PROBLEM DETAILS: Please copy out each line of the entries in which "chevron" appears.

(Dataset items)
______

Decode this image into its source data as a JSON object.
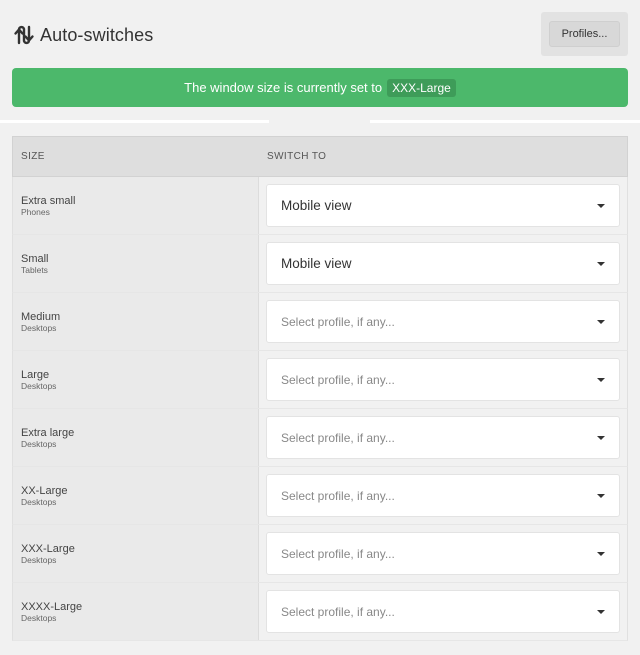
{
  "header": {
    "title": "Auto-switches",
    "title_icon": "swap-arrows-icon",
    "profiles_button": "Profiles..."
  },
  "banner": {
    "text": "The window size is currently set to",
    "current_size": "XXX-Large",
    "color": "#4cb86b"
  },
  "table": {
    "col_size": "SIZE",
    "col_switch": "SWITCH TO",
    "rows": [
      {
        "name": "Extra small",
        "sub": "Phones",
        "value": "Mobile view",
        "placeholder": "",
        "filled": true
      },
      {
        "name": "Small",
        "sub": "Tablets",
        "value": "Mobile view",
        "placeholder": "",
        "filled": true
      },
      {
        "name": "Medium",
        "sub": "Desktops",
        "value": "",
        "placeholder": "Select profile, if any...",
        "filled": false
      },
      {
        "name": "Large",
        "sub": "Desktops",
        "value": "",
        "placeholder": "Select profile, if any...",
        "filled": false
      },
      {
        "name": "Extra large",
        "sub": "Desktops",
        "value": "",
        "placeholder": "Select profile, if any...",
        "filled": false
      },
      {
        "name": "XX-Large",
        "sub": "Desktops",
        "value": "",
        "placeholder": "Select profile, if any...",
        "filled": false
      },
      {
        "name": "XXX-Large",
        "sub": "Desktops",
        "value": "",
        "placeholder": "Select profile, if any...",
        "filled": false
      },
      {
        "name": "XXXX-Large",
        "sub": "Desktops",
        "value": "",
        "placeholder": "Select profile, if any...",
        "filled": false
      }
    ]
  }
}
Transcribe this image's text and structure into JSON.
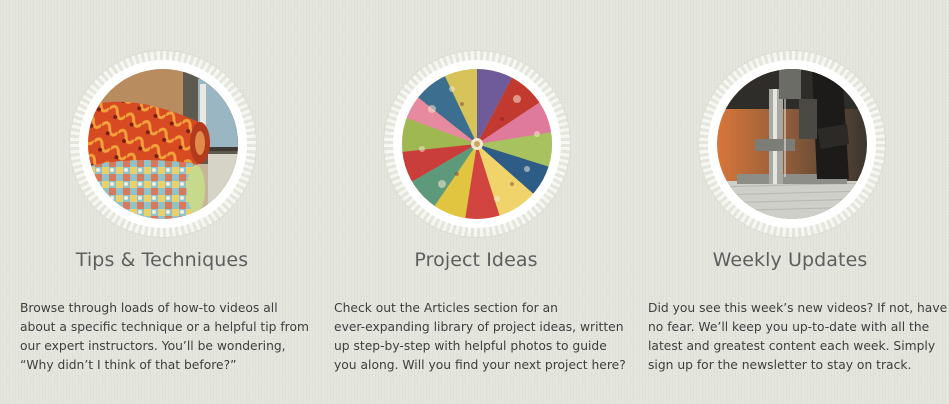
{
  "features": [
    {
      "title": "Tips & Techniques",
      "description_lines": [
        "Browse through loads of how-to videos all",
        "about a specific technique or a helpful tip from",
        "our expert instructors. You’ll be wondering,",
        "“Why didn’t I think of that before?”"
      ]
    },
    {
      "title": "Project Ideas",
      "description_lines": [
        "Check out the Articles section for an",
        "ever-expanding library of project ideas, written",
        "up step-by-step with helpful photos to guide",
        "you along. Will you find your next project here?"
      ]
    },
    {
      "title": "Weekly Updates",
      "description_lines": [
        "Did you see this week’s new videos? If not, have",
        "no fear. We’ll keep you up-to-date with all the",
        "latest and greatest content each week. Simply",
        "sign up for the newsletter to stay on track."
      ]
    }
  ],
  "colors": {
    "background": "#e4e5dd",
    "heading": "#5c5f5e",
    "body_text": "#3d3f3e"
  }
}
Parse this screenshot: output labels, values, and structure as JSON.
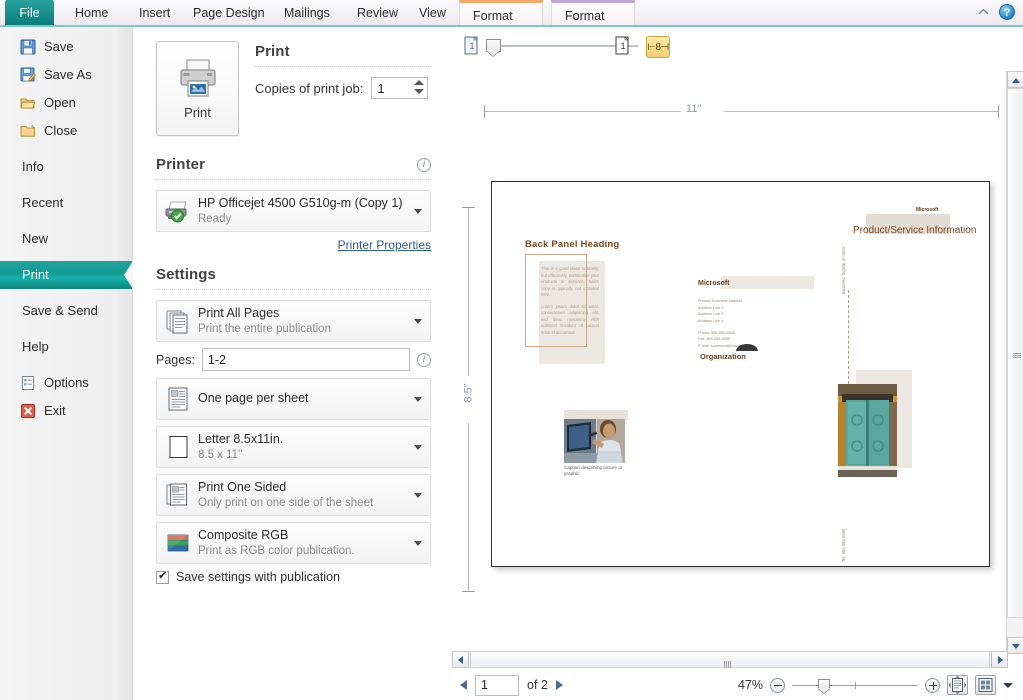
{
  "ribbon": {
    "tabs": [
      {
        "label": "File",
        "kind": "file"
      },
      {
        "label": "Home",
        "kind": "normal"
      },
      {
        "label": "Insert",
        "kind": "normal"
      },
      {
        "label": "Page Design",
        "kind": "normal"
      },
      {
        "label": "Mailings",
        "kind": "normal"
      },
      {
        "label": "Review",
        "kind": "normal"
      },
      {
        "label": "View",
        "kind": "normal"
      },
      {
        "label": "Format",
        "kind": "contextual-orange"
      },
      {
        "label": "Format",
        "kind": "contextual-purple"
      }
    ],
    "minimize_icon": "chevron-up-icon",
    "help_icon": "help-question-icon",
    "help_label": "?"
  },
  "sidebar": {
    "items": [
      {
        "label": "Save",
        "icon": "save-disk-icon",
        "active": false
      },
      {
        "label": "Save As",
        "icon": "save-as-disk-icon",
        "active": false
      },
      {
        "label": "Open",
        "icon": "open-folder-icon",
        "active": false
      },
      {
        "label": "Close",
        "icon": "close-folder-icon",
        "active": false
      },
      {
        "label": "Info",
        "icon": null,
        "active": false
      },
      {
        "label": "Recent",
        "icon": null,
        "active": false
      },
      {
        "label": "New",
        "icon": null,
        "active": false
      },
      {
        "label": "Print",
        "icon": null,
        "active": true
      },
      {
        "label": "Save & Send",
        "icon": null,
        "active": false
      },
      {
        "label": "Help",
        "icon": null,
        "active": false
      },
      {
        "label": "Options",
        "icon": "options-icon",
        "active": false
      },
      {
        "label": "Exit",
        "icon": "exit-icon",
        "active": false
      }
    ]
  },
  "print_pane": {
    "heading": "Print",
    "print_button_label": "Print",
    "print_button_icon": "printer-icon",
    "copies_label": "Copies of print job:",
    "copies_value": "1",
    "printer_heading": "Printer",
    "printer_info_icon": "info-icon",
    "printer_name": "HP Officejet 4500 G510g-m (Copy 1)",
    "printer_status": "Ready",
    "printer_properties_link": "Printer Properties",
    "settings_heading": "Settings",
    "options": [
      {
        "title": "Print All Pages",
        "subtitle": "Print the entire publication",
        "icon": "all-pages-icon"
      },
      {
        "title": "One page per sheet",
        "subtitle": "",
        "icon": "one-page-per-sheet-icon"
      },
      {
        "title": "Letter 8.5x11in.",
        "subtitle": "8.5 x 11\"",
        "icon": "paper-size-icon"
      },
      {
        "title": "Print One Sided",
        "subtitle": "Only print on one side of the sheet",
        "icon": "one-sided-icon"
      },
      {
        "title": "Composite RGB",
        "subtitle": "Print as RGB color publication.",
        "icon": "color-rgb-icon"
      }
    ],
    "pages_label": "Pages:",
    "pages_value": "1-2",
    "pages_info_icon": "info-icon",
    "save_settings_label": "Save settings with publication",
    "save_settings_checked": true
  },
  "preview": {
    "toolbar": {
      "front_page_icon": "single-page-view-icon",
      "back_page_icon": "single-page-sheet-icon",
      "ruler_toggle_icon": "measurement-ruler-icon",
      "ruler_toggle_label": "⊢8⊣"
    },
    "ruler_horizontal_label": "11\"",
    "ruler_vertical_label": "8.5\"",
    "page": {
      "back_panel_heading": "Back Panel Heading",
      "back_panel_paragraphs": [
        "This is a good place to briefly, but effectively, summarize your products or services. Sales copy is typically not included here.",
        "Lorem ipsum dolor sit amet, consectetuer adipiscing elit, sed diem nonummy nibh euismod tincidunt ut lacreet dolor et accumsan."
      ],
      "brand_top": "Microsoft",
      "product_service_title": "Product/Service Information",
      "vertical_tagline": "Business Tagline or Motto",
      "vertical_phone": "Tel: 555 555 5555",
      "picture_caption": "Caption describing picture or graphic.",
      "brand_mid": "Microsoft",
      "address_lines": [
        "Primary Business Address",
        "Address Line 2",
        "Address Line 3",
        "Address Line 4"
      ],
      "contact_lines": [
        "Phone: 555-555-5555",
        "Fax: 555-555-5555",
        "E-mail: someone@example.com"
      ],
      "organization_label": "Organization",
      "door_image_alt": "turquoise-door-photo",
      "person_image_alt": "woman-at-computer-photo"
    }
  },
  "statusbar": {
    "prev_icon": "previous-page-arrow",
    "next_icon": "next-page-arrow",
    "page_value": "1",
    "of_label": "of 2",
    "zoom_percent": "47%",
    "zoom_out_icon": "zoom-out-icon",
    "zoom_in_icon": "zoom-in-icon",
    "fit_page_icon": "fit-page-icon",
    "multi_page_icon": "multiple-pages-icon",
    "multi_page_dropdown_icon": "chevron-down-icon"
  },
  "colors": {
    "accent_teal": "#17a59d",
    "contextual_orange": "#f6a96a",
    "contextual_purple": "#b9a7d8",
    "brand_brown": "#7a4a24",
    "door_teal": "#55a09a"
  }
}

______

ANSWER TO THIS TASK:
    "minimize_icon": "chevron-up-icon",
    "multi_page_dropdown_icon": "chevron-down-icon"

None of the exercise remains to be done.